(Dataset rows for apps and sites)
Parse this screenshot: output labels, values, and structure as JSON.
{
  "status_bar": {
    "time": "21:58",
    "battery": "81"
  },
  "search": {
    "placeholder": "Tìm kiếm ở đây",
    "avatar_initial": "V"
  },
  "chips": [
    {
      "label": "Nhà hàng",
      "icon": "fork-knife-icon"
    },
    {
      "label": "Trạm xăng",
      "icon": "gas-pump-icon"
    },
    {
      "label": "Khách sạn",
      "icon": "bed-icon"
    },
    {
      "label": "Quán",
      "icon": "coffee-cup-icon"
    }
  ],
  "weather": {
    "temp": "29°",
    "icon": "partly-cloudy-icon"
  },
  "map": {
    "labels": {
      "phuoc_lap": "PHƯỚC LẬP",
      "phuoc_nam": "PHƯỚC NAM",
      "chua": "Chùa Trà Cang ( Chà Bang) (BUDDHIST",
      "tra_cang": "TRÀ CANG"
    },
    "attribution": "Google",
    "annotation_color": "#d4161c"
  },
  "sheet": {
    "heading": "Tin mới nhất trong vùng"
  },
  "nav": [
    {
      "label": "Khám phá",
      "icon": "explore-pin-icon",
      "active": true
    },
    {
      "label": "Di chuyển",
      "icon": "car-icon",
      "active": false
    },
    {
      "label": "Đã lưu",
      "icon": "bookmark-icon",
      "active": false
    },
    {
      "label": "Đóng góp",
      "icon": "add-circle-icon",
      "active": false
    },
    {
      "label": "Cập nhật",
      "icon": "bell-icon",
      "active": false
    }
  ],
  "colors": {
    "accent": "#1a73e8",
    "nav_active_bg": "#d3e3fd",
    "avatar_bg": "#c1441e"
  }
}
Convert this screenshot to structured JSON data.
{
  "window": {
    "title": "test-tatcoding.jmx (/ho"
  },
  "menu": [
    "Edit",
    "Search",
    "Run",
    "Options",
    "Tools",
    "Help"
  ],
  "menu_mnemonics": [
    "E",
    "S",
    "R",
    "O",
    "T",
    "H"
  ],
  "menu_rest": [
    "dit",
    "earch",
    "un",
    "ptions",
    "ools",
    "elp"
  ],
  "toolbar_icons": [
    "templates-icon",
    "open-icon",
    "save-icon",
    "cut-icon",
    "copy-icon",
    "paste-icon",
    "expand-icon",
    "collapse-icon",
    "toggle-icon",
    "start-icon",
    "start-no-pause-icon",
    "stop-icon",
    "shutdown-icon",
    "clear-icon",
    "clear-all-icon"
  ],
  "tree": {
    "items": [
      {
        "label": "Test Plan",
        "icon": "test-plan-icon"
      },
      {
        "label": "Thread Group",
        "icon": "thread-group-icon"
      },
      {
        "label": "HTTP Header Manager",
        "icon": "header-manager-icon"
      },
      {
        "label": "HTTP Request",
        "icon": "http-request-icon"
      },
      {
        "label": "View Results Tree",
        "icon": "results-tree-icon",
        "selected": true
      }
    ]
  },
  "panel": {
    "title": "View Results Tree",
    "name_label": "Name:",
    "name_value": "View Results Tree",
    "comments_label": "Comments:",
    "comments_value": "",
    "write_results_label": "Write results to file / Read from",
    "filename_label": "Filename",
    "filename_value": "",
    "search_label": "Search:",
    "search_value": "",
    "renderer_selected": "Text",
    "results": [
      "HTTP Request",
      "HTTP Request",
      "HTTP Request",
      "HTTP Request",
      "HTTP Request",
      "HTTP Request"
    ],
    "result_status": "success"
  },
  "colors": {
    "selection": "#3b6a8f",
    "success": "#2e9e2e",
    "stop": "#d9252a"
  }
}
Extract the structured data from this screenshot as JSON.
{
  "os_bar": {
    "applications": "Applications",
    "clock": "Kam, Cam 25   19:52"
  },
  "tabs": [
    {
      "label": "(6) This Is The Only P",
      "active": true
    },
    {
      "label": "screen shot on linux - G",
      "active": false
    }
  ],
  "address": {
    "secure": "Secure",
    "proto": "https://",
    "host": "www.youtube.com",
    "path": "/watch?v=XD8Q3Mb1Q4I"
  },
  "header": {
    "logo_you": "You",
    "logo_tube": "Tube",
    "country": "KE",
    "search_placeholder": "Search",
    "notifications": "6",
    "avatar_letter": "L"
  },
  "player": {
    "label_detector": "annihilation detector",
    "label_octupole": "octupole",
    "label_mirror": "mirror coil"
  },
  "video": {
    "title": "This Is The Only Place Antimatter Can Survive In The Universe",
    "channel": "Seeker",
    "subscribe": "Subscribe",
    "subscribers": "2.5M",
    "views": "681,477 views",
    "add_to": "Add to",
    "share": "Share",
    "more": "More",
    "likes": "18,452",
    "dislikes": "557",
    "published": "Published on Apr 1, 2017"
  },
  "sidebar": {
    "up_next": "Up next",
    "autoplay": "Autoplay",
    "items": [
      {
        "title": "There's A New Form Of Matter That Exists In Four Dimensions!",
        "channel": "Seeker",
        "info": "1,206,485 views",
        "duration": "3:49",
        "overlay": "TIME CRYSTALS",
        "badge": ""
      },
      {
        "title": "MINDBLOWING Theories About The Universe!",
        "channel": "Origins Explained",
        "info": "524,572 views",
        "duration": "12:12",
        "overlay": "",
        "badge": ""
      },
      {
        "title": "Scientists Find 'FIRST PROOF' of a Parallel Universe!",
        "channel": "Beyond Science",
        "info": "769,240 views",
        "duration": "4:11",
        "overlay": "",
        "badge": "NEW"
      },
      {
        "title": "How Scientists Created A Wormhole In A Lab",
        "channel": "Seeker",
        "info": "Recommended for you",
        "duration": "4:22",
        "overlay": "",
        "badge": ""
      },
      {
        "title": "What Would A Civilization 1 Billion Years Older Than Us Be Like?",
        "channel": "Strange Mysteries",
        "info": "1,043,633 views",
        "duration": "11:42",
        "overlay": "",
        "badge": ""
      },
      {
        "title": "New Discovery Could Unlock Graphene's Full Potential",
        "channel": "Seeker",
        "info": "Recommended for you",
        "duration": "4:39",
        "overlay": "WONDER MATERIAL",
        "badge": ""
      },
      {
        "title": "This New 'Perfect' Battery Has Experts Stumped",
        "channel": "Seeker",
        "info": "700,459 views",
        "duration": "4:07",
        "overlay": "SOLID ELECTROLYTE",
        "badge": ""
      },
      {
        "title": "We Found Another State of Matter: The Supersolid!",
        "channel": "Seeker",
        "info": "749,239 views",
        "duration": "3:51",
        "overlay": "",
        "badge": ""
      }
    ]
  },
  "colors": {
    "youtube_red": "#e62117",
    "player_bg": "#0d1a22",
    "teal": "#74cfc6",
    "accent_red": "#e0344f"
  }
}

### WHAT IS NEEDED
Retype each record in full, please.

### RESULT OF THE EXERCISE
Parse this screenshot: output labels, values, and structure as JSON.
{
  "status_bar": {
    "time": "21:58",
    "battery": "81"
  },
  "search": {
    "placeholder": "Tìm kiếm ở đây",
    "avatar_initial": "V"
  },
  "chips": [
    {
      "label": "Nhà hàng",
      "icon": "fork-knife-icon"
    },
    {
      "label": "Trạm xăng",
      "icon": "gas-pump-icon"
    },
    {
      "label": "Khách sạn",
      "icon": "bed-icon"
    },
    {
      "label": "Quán",
      "icon": "coffee-cup-icon"
    }
  ],
  "weather": {
    "temp": "29°",
    "icon": "partly-cloudy-icon"
  },
  "map": {
    "labels": {
      "phuoc_lap": "PHƯỚC LẬP",
      "phuoc_nam": "PHƯỚC NAM",
      "chua": "Chùa Trà Cang ( Chà Bang) (BUDDHIST",
      "tra_cang": "TRÀ CANG"
    },
    "attribution": "Google",
    "annotation_color": "#d4161c"
  },
  "sheet": {
    "heading": "Tin mới nhất trong vùng"
  },
  "nav": [
    {
      "label": "Khám phá",
      "icon": "explore-pin-icon",
      "active": true
    },
    {
      "label": "Di chuyển",
      "icon": "car-icon",
      "active": false
    },
    {
      "label": "Đã lưu",
      "icon": "bookmark-icon",
      "active": false
    },
    {
      "label": "Đóng góp",
      "icon": "add-circle-icon",
      "active": false
    },
    {
      "label": "Cập nhật",
      "icon": "bell-icon",
      "active": false
    }
  ],
  "colors": {
    "accent": "#1a73e8",
    "nav_active_bg": "#d3e3fd",
    "avatar_bg": "#c1441e"
  }
}
Convert this screenshot to structured JSON data.
{
  "window": {
    "title": "test-tatcoding.jmx (/ho"
  },
  "menu": [
    "Edit",
    "Search",
    "Run",
    "Options",
    "Tools",
    "Help"
  ],
  "menu_mnemonics": [
    "E",
    "S",
    "R",
    "O",
    "T",
    "H"
  ],
  "menu_rest": [
    "dit",
    "earch",
    "un",
    "ptions",
    "ools",
    "elp"
  ],
  "toolbar_icons": [
    "templates-icon",
    "open-icon",
    "save-icon",
    "cut-icon",
    "copy-icon",
    "paste-icon",
    "expand-icon",
    "collapse-icon",
    "toggle-icon",
    "start-icon",
    "start-no-pause-icon",
    "stop-icon",
    "shutdown-icon",
    "clear-icon",
    "clear-all-icon"
  ],
  "tree": {
    "items": [
      {
        "label": "Test Plan",
        "icon": "test-plan-icon"
      },
      {
        "label": "Thread Group",
        "icon": "thread-group-icon"
      },
      {
        "label": "HTTP Header Manager",
        "icon": "header-manager-icon"
      },
      {
        "label": "HTTP Request",
        "icon": "http-request-icon"
      },
      {
        "label": "View Results Tree",
        "icon": "results-tree-icon",
        "selected": true
      }
    ]
  },
  "panel": {
    "title": "View Results Tree",
    "name_label": "Name:",
    "name_value": "View Results Tree",
    "comments_label": "Comments:",
    "comments_value": "",
    "write_results_label": "Write results to file / Read from",
    "filename_label": "Filename",
    "filename_value": "",
    "search_label": "Search:",
    "search_value": "",
    "renderer_selected": "Text",
    "results": [
      "HTTP Request",
      "HTTP Request",
      "HTTP Request",
      "HTTP Request",
      "HTTP Request",
      "HTTP Request"
    ],
    "result_status": "success"
  },
  "colors": {
    "selection": "#3b6a8f",
    "success": "#2e9e2e",
    "stop": "#d9252a"
  }
}
Extract the structured data from this screenshot as JSON.
{
  "os_bar": {
    "applications": "Applications",
    "clock": "Kam, Cam 25   19:52"
  },
  "tabs": [
    {
      "label": "(6) This Is The Only P",
      "active": true
    },
    {
      "label": "screen shot on linux - G",
      "active": false
    }
  ],
  "address": {
    "secure": "Secure",
    "proto": "https://",
    "host": "www.youtube.com",
    "path": "/watch?v=XD8Q3Mb1Q4I"
  },
  "header": {
    "logo_you": "You",
    "logo_tube": "Tube",
    "country": "KE",
    "search_placeholder": "Search",
    "notifications": "6",
    "avatar_letter": "L"
  },
  "player": {
    "label_detector": "annihilation detector",
    "label_octupole": "octupole",
    "label_mirror": "mirror coil"
  },
  "video": {
    "title": "This Is The Only Place Antimatter Can Survive In The Universe",
    "channel": "Seeker",
    "subscribe": "Subscribe",
    "subscribers": "2.5M",
    "views": "681,477 views",
    "add_to": "Add to",
    "share": "Share",
    "more": "More",
    "likes": "18,452",
    "dislikes": "557",
    "published": "Published on Apr 1, 2017"
  },
  "sidebar": {
    "up_next": "Up next",
    "autoplay": "Autoplay",
    "items": [
      {
        "title": "There's A New Form Of Matter That Exists In Four Dimensions!",
        "channel": "Seeker",
        "info": "1,206,485 views",
        "duration": "3:49",
        "overlay": "TIME CRYSTALS",
        "badge": ""
      },
      {
        "title": "MINDBLOWING Theories About The Universe!",
        "channel": "Origins Explained",
        "info": "524,572 views",
        "duration": "12:12",
        "overlay": "",
        "badge": ""
      },
      {
        "title": "Scientists Find 'FIRST PROOF' of a Parallel Universe!",
        "channel": "Beyond Science",
        "info": "769,240 views",
        "duration": "4:11",
        "overlay": "",
        "badge": "NEW"
      },
      {
        "title": "How Scientists Created A Wormhole In A Lab",
        "channel": "Seeker",
        "info": "Recommended for you",
        "duration": "4:22",
        "overlay": "",
        "badge": ""
      },
      {
        "title": "What Would A Civilization 1 Billion Years Older Than Us Be Like?",
        "channel": "Strange Mysteries",
        "info": "1,043,633 views",
        "duration": "11:42",
        "overlay": "",
        "badge": ""
      },
      {
        "title": "New Discovery Could Unlock Graphene's Full Potential",
        "channel": "Seeker",
        "info": "Recommended for you",
        "duration": "4:39",
        "overlay": "WONDER MATERIAL",
        "badge": ""
      },
      {
        "title": "This New 'Perfect' Battery Has Experts Stumped",
        "channel": "Seeker",
        "info": "700,459 views",
        "duration": "4:07",
        "overlay": "SOLID ELECTROLYTE",
        "badge": ""
      },
      {
        "title": "We Found Another State of Matter: The Supersolid!",
        "channel": "Seeker",
        "info": "749,239 views",
        "duration": "3:51",
        "overlay": "",
        "badge": ""
      }
    ]
  },
  "colors": {
    "youtube_red": "#e62117",
    "player_bg": "#0d1a22",
    "teal": "#74cfc6",
    "accent_red": "#e0344f"
  }
}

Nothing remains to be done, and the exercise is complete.